New Delhi, Jan 4, IRNA -- Prime Minister Manmohan Singh Saturday called upon major Asian buyers of LNG to come together to demand a fair pricing mechanism for gas being imported from outside of continent as the region has been a driver of the global LNG demand in recent times.

'Asia has been the driver of the global LNG demand in recent times. It is therefore important that major buyers of LNG in Asia come together to demand a fair pricing mechanism for gas being imported from outside of Asia,' Singh said while dedicating to the nation the Rs 4,500 crore Petronet LNG terminal at nearby Puthyvype in Kochi in Kerala state, pti reported. The Prime Minister expressed hope that India would contribute towards an effort of this kind in the future.

'Our country has less than one percent of the world's known natural gas reserves. Therefore for augmenting the supply of natural gas in our energy mix, we must necessarily import natural gas either by by setting up LNG terminals or through trans-national pipelines,' he said.

Import of natural gas and pricing the imported gas constitute challenges that we must meet successfully in the time to come, he added.

Pointing out that the terminal should be utilised to its fullest capacity, Singh urged the agencies concerned to do everything possible to ensure this.

Petronet LNG has already tied up to supply 14.4 lakh tonnes of LNG per year for the Kochi terminal from the Gorgon project in Australia for a 20 year period, he said adding the company was also at an advanced stage of discussion with other LNG suppliers for long-term contracts.

To make full use of the large investment in this project, the focus should be on increasing penetration of natural gas in Kerala by augmenting the pipeline network as done in the northern and western parts of the country.
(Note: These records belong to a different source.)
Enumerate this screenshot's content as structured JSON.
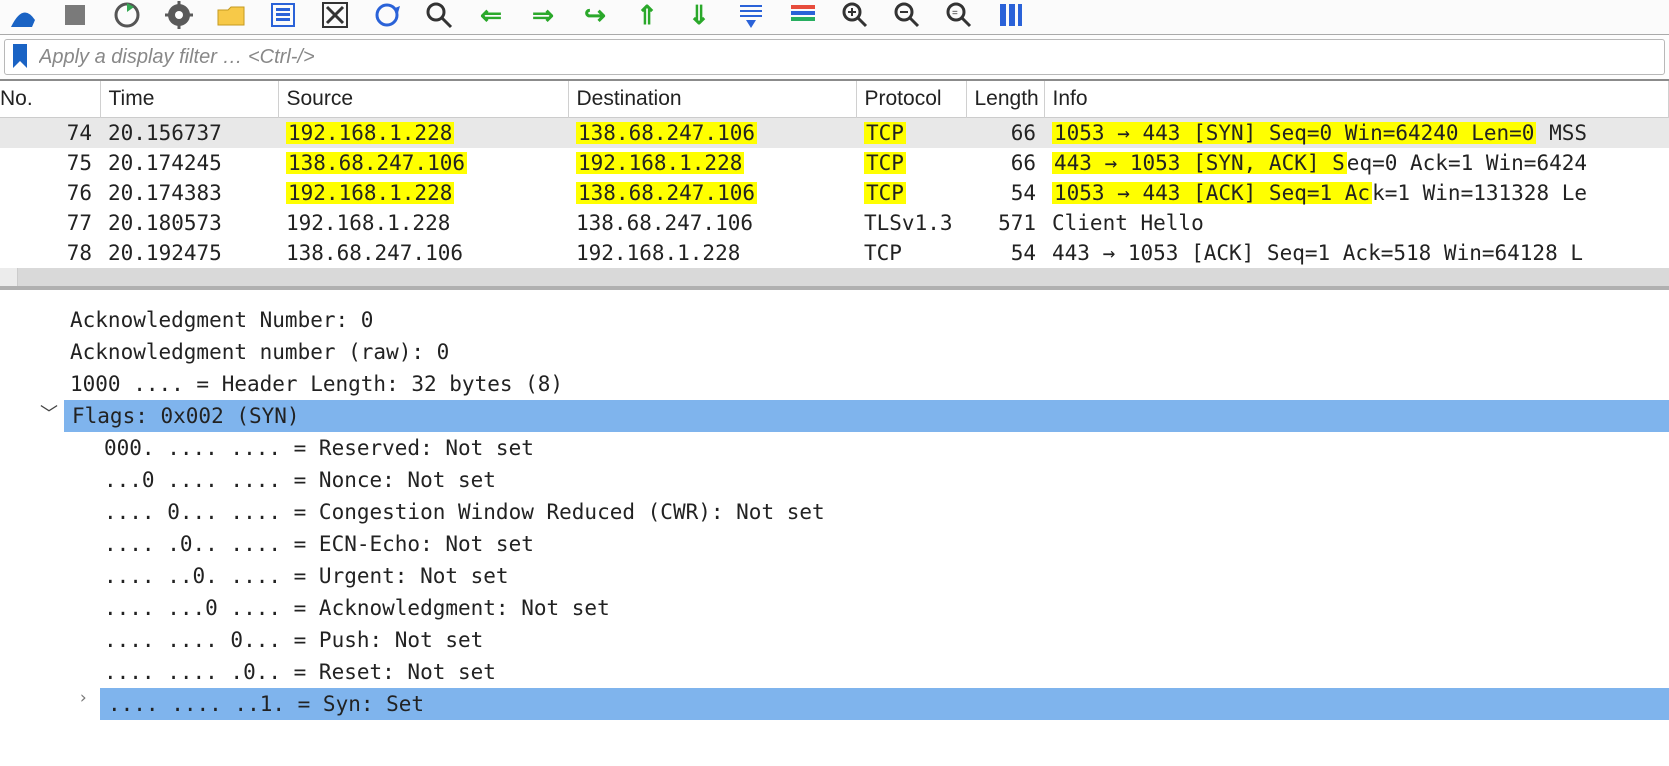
{
  "filter": {
    "placeholder": "Apply a display filter … <Ctrl-/>"
  },
  "columns": {
    "no": "No.",
    "time": "Time",
    "source": "Source",
    "destination": "Destination",
    "protocol": "Protocol",
    "length": "Length",
    "info": "Info"
  },
  "packets": [
    {
      "no": "74",
      "time": "20.156737",
      "source": "192.168.1.228",
      "destination": "138.68.247.106",
      "protocol": "TCP",
      "length": "66",
      "info": "1053 → 443 [SYN] Seq=0 Win=64240 Len=0 MSS",
      "selected": true,
      "hl_source": true,
      "hl_dest": true,
      "hl_proto": true,
      "hl_info_through_ack": true
    },
    {
      "no": "75",
      "time": "20.174245",
      "source": "138.68.247.106",
      "destination": "192.168.1.228",
      "protocol": "TCP",
      "length": "66",
      "info": "443 → 1053 [SYN, ACK] Seq=0 Ack=1 Win=6424",
      "hl_source": true,
      "hl_dest": true,
      "hl_proto": true,
      "hl_info_through_seq": true
    },
    {
      "no": "76",
      "time": "20.174383",
      "source": "192.168.1.228",
      "destination": "138.68.247.106",
      "protocol": "TCP",
      "length": "54",
      "info": "1053 → 443 [ACK] Seq=1 Ack=1 Win=131328 Le",
      "hl_source": true,
      "hl_dest": true,
      "hl_proto": true,
      "hl_info_through_ack2": true
    },
    {
      "no": "77",
      "time": "20.180573",
      "source": "192.168.1.228",
      "destination": "138.68.247.106",
      "protocol": "TLSv1.3",
      "length": "571",
      "info": "Client Hello"
    },
    {
      "no": "78",
      "time": "20.192475",
      "source": "138.68.247.106",
      "destination": "192.168.1.228",
      "protocol": "TCP",
      "length": "54",
      "info": "443 → 1053 [ACK] Seq=1 Ack=518 Win=64128 L"
    }
  ],
  "details": {
    "ack_num": "Acknowledgment Number: 0",
    "ack_raw": "Acknowledgment number (raw): 0",
    "hdr_len": "1000 .... = Header Length: 32 bytes (8)",
    "flags_header": "Flags: 0x002 (SYN)",
    "reserved": "000. .... .... = Reserved: Not set",
    "nonce": "...0 .... .... = Nonce: Not set",
    "cwr": ".... 0... .... = Congestion Window Reduced (CWR): Not set",
    "ecn": ".... .0.. .... = ECN-Echo: Not set",
    "urgent": ".... ..0. .... = Urgent: Not set",
    "ackflag": ".... ...0 .... = Acknowledgment: Not set",
    "push": ".... .... 0... = Push: Not set",
    "reset": ".... .... .0.. = Reset: Not set",
    "syn": ".... .... ..1. = Syn: Set"
  },
  "colors": {
    "highlight_yellow": "#ffff00",
    "selection_blue": "#7fb4ed"
  }
}
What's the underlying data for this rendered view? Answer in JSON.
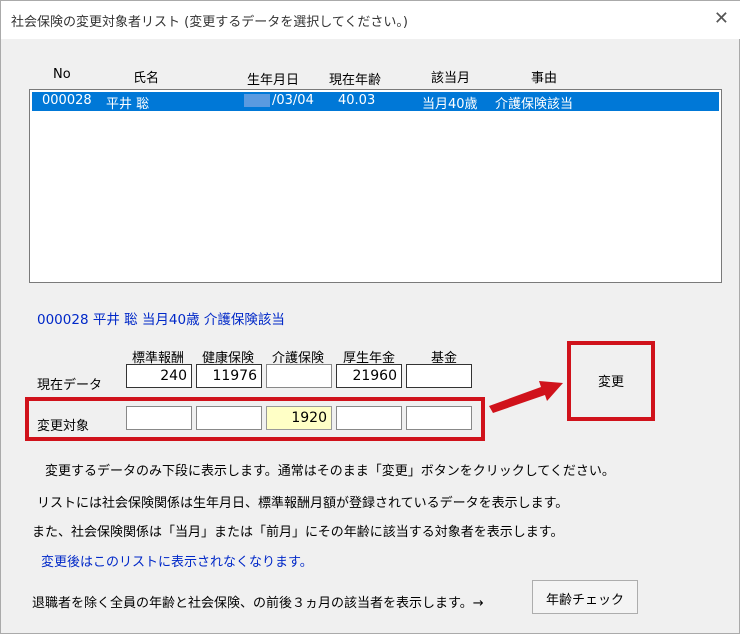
{
  "window": {
    "title": "社会保険の変更対象者リスト (変更するデータを選択してください。)",
    "close_glyph": "✕"
  },
  "list": {
    "headers": {
      "no": "No",
      "name": "氏名",
      "birth": "生年月日",
      "age": "現在年齢",
      "applicable": "該当月",
      "reason": "事由"
    },
    "selected_row": {
      "no": "000028",
      "name": "平井 聡",
      "birth": "/03/04",
      "age": "40.03",
      "applicable": "当月40歳",
      "reason": "介護保険該当"
    }
  },
  "selected_summary": "000028 平井 聡 当月40歳 介護保険該当",
  "grid": {
    "columns": [
      "標準報酬",
      "健康保険",
      "介護保険",
      "厚生年金",
      "基金"
    ],
    "current_label": "現在データ",
    "current_values": [
      "240",
      "11976",
      "",
      "21960",
      ""
    ],
    "change_label": "変更対象",
    "change_values": [
      "",
      "",
      "1920",
      "",
      ""
    ]
  },
  "change_button": "変更",
  "notes": [
    "変更するデータのみ下段に表示します。通常はそのまま「変更」ボタンをクリックしてください。",
    "リストには社会保険関係は生年月日、標準報酬月額が登録されているデータを表示します。",
    "また、社会保険関係は「当月」または「前月」にその年齢に該当する対象者を表示します。"
  ],
  "blue_note": "変更後はこのリストに表示されなくなります。",
  "footer_text": "退職者を除く全員の年齢と社会保険、の前後３ヵ月の該当者を表示します。→",
  "age_check_button": "年齢チェック",
  "colors": {
    "selection": "#0078d7",
    "annotation_red": "#d0121b",
    "highlight_field": "#ffffc6",
    "blue_text": "#0028c8"
  }
}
There was also need to explore how industrial units could make greater use of natural gas, he said.

Singh also urged the state government and the Petroleum ministry to pay attention to rolling out city gas distribution networks in the state so that gas could reach a much larger number of households.

He urged Kerala Chief Minister Oommen Chandy and Petroleum minister M Veerappa Moily to coordinate with all stakeholders, including Ministry of Power, to ensure realisation of full potential of the Kochi terminal.

'I am confident that in the coming years this terminal will prove to be of immense benefit to your beautiful state and help it in realising its enormous potential,' he said, adding it would put Kochi on the world LNG map and contribute to making Kerala an industry oriented and investor friendly destination.

'It will contribute to our efforts to promote clean energy and reduce carbon emissions. It will help in protecting Kerala's environment, green cover and natural beauty', the Prime Minister said.

The world class facility would provide South India with a cleaner and greener form of energy and cater to energy needs of industries in a diverse range of areas across the southern states.

A whole new industrial corridor is expected to come up along the gas pipeline route. The terminal is also expected to meet the energy needs for transport and households in cities as it can process as much as 50 lakh tonnes of LNG in a year.

Chandy assured that all stakeholders will cooperate in removing the bottlenecks with regard to the completion of pipelines and promised full support of his government.

Pointing out that gas was no longer a commodity used by the rich and was the most common fuel of ordinary people, he said price of gas affects the common man. He urged the Prime Minister to consider whether fixing of gas prices should be left to oil companies alone.